Following the acquittal of two Sikh protesters by a Birmingham Crown Court jury, leading Sikh organisations are calling for an inquiry into how the arrests led to a trial.
The case was stated by lawyer, Talbir Singh as being “the largest hammer you will ever see to crack the smallest nut”, leading to the Sikh Council UK calling for a meeting with Warwickshire police, whilst the Sikh Federation UK called for an investigation into the “massive over-reaction”.
The trial came after 55 protesters were detained by armed police at Gurdwara Sahib Leamington Spa on September 11 2016. Two of those protesters, Kulvinder Bir Singh and Gursharan Singh, were accused of pulling an official’s tie and taking down laminated signs inside the gurdwara. Both were acquitted yesterday afternoon.
Sikh Youth UK, a community group largely most associated with the protest having been first to share news of it said in a statement on Facebook, “It is clear to see a situation where the management committee of the Gurdwara Sahib have used their personal links with the Police and politicians to serve their joint objectives. This was demonstrated numerous times including the interview of Superintendent David Gardner of Warwickshire Police who discussed the case on television prior to a full investigation, charges or proceedings.
“In addition to the massive costs for the unwarranted and unnecessarily exaggerated response by Warwickshire Police, the additional costs of malicious allegations and Court proceedings are a cost which will be borne unfairly by the taxpayer.
“Reacting to the Court outcome, calls are being made from the Sikh community across the UK for the management committee of Gurdwara Sahib Leamington & Warwick to stand down. Furthermore an independent investigation into the actions of Warwickshire Police in relation to the whole affair is being demanded.”
Sikh Council UK Head of Policy, Strategy and Legal Affairs Gurmel Singh Kandola said “We have a number of ongoing concerns, including the nature of briefings and meetings prior to the incident between police and Gurdwara representatives, the disproportionate policing operation on the day in question with the use of armed officers, the subsequent legal processes and charges pursued by the Crown Prosecution Service, the media appearances undertaken by police officers during the course of the matter and the inconsistencies with which counter-complaints were handled”.
He added “We are seeking meetings to discuss our concerns and the way forward so Warwickshire Police and other police forces do not make the same mistakes again. The sensational reporting of the matter following the events of the day has caused significant reputational damage to the community and we wish to ensure lessons are learnt going forward.”

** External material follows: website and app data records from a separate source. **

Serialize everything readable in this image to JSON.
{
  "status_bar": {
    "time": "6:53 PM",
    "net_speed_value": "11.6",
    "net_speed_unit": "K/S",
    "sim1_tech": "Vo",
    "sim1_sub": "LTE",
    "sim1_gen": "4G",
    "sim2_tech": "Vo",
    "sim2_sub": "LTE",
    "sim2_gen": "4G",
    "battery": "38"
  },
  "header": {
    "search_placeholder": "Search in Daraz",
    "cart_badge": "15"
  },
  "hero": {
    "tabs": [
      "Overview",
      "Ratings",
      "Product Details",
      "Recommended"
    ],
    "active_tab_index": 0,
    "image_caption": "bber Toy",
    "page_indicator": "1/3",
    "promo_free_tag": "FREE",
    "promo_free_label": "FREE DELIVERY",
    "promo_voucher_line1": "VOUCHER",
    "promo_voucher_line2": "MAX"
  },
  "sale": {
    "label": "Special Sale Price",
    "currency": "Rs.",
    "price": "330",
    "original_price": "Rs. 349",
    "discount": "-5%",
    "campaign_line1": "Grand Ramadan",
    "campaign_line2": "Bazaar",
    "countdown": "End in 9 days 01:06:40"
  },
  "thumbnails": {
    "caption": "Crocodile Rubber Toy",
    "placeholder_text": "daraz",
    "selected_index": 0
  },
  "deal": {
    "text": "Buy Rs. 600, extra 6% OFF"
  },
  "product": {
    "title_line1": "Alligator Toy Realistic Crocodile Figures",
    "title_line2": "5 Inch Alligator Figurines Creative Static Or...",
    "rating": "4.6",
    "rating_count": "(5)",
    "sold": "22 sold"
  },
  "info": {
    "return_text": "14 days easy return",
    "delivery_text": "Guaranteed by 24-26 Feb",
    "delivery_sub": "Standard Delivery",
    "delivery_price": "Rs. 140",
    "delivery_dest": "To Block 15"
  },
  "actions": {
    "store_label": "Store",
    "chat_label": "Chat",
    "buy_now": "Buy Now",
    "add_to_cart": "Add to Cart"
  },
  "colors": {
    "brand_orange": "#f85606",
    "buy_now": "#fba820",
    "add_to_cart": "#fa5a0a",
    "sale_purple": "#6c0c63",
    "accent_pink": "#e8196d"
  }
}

Commenting on the case, Bhai Amrik Singh, chair of the UK’s Sikh Federation, said: ‘We welcome the unanimous decision of jurors to acquit the two brothers and feel vindicated as we have said all along these prosecutions were totally unnecessary.
‘This was a lawful, peaceful protest where Warwickshire Police and the Crown Prosecution Service appear to have been given incorrect and false information by members of the Leamington Gurdwara management committee.
‘There should be an independent investigation as this incident at that time brought the law-abiding Sikh community into serious disrepute with a massive over-reaction with armed police being deployed on the anniversary of 9/11.’
Jasveer Singh of the Sikh Press Association also stated that media coverage of the issue only helped to fuel the unnecessary push for prosecution. “When the news of the protest came out, news outlets like the Daily Mirror and Sky News reported claimed protesters were ‘sword-wielding’ and had ‘stormed’ the Gurdwara, painting a completely enflamed image of what had actually happened. The quotes were not even attributed to anyone.
“It is hard for us to believe that both police and media did not know that initiated Sikhs will always carry a small sword, and do so every single day in schools, in parliament and in hospitals. What we do recognise though is that both the media and government authorities are unaware of the fractious relationship some Sikh communities can have with Gurdwara committees that flout Sikh protocol.
“Last year Coventry Telegraph published a news article claiming Sikhs were promoting ISIS propaganda in a Gurdwara, based on a claim by one single committee member of Guru Nanak Parkash Gurdwara. This heinous accusation was quickly removed from the story once members of the local community came forward to speak against the ridiculous accusation.
“This is yet again clear evidence that the media and government authorities – whether it be the police or charities commission – need to do more to speak to connect with the Sikh community, to avoid those with their own agenda leading them down a costly path.”